Sam Sifton, The New York Times’ chief restaurant critic, will be speaking on campus about “Restaurant Criticism, Arts Reporting and the Business of The New York Times” Monday at 7pm in Gannett thanks to the Speakers Bureau.
Sifton took over as the NYTs chief restaurant critic after Frank Bruni’s retirement in October 2009 and has brought a dramatic flair to the paper’s Dining Section and Diner’s Journal blog since.
I think restaurant reviewing is incredibly interesting. To avoid any preferential treatment, reviewers have to be faceless (photos of Sifton aren’t exactly hard to find but his photo is deliberately unavailable on the Time’s website), inconspicuous but incredibly astute and informed customers. The whole process—the anonymity, the variety, returning several times to try different dishes and re-experience the restaurant—all reminds me of being some sort of culinary spy. Or whatever.
Sifton’s reviews are always enjoyable reads littered with musical references and minute details and his variety of restaurants, not only in style of food but in neighborhood and price and experience, makes a considerable effort to capture the diversity of New York City while his almost ethnographic descriptions of the dishes and space help to capture the somewhat incommunicable experience of eating out.

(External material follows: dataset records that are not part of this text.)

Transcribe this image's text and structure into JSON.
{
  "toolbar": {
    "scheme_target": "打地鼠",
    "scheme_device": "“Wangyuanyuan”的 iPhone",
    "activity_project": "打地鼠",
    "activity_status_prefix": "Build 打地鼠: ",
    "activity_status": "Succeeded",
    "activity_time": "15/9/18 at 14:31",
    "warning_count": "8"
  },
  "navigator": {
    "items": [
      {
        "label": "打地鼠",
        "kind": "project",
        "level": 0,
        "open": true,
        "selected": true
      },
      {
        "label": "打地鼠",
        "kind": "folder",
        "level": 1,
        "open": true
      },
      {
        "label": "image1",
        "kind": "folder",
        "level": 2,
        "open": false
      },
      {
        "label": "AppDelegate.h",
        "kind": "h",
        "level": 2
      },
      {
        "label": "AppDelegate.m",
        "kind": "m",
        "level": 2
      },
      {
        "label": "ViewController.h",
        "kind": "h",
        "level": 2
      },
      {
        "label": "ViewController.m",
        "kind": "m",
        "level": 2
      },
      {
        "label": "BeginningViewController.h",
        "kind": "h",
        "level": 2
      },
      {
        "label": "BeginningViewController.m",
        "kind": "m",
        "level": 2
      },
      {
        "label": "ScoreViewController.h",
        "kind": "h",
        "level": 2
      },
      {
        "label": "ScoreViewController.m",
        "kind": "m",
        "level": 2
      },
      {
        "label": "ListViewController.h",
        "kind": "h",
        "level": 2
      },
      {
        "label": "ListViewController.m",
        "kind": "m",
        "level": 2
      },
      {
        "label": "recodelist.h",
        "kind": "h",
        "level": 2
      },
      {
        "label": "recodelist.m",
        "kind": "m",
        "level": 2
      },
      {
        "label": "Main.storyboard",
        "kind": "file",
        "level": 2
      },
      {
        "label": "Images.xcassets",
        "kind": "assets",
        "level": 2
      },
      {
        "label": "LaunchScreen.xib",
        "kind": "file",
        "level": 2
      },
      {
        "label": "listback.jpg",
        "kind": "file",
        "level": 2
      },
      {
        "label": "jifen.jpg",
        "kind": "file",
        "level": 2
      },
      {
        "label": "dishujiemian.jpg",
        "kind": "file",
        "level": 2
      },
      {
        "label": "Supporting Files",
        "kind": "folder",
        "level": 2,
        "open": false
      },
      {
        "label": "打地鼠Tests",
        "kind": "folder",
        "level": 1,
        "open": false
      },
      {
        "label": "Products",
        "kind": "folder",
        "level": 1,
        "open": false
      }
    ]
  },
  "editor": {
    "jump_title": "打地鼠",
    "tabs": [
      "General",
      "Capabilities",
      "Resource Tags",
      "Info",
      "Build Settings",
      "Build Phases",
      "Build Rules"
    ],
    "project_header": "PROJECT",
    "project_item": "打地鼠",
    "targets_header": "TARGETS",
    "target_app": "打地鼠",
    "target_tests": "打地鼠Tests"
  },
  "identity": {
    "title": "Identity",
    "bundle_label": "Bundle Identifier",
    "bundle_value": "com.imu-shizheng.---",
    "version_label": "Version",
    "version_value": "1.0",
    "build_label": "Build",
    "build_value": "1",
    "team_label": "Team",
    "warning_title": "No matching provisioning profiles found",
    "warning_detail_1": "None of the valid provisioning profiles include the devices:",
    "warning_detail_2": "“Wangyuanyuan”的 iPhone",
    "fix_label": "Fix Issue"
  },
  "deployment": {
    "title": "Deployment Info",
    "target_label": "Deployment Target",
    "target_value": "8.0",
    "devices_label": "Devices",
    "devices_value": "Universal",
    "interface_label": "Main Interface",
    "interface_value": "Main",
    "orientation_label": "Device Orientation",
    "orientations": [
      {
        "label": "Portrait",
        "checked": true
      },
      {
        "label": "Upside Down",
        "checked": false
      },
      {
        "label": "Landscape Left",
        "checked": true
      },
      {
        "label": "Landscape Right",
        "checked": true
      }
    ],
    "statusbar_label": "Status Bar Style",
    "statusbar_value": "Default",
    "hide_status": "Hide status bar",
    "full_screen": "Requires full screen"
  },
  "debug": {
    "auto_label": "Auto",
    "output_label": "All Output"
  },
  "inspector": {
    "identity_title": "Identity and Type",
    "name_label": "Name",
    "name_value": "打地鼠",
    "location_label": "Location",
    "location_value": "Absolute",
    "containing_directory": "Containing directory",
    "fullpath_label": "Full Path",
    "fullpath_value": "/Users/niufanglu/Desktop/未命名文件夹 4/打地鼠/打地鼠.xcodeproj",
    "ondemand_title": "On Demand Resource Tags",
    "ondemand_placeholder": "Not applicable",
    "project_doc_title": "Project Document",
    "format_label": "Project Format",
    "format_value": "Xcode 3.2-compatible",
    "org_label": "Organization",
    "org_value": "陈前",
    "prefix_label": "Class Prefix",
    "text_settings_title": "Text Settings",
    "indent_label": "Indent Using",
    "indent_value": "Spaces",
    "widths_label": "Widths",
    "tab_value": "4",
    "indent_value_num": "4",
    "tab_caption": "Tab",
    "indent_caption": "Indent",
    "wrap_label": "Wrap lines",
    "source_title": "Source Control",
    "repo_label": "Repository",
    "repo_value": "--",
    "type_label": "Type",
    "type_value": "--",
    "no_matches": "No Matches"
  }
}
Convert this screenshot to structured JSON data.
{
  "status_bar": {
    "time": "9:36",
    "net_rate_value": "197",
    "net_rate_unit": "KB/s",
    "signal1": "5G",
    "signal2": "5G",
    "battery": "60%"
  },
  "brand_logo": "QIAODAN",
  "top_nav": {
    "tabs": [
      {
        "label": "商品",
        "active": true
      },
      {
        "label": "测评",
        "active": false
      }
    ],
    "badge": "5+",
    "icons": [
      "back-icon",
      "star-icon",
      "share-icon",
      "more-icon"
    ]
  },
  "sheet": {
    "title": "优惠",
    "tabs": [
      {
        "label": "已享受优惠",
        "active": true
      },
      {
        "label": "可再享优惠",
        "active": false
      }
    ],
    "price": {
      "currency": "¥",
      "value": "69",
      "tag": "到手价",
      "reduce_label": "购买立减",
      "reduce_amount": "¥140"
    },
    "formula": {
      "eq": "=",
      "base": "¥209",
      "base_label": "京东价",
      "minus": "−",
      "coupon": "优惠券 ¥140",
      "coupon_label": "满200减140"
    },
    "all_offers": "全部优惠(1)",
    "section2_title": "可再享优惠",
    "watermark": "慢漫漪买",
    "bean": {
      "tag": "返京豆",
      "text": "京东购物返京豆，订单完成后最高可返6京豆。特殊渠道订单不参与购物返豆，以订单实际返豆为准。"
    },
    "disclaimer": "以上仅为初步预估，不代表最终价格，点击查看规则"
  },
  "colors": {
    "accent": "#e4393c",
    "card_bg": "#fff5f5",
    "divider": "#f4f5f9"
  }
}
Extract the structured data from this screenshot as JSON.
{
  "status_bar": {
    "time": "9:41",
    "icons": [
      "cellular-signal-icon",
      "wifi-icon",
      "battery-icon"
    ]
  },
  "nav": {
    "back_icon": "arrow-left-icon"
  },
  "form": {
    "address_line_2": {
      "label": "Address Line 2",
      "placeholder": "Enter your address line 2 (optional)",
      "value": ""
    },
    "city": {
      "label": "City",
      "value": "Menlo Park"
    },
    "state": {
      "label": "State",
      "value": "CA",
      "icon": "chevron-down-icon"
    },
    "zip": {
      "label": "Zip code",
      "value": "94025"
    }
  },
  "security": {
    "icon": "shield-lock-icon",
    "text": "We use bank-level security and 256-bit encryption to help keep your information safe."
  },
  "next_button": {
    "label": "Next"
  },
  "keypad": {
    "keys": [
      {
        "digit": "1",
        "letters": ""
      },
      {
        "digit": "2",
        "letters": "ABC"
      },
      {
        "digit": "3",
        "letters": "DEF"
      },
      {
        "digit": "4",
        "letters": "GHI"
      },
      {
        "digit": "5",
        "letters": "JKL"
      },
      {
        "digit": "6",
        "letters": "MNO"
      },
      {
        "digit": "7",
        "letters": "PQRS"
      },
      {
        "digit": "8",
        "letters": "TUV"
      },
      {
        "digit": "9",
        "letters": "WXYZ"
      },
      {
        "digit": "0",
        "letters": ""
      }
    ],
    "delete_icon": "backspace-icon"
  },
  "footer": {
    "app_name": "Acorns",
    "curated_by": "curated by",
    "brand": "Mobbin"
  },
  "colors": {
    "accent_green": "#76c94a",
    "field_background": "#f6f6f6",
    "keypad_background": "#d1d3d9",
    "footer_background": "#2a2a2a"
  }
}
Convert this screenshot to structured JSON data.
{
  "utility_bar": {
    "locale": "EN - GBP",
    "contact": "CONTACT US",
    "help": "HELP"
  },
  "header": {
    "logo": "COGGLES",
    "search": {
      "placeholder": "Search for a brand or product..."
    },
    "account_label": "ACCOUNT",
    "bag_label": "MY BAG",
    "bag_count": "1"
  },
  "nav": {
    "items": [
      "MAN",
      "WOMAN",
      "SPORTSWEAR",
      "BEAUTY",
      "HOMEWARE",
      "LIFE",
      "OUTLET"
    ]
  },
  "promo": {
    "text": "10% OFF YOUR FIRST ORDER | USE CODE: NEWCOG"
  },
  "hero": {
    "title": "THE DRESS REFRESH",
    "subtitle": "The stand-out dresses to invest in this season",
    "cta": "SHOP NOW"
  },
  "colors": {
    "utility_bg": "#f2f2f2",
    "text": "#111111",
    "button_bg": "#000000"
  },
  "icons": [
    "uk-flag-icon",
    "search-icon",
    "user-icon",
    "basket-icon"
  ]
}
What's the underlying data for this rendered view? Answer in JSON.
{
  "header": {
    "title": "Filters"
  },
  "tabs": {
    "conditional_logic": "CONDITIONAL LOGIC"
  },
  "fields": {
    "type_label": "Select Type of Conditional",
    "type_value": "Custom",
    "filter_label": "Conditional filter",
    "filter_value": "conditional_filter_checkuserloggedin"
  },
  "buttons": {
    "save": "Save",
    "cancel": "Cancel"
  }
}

Sifton has previously served as the NYTs Culture Editor and was the founding editor of the now extinct Talk magazine. He successfully navigates and thrives in a field of criticism entirely redefined by blogs and Yelp.com and the off the cuff reviews made possible by Twitter and he is incredibly smart and interesting. You should probably come to this talk.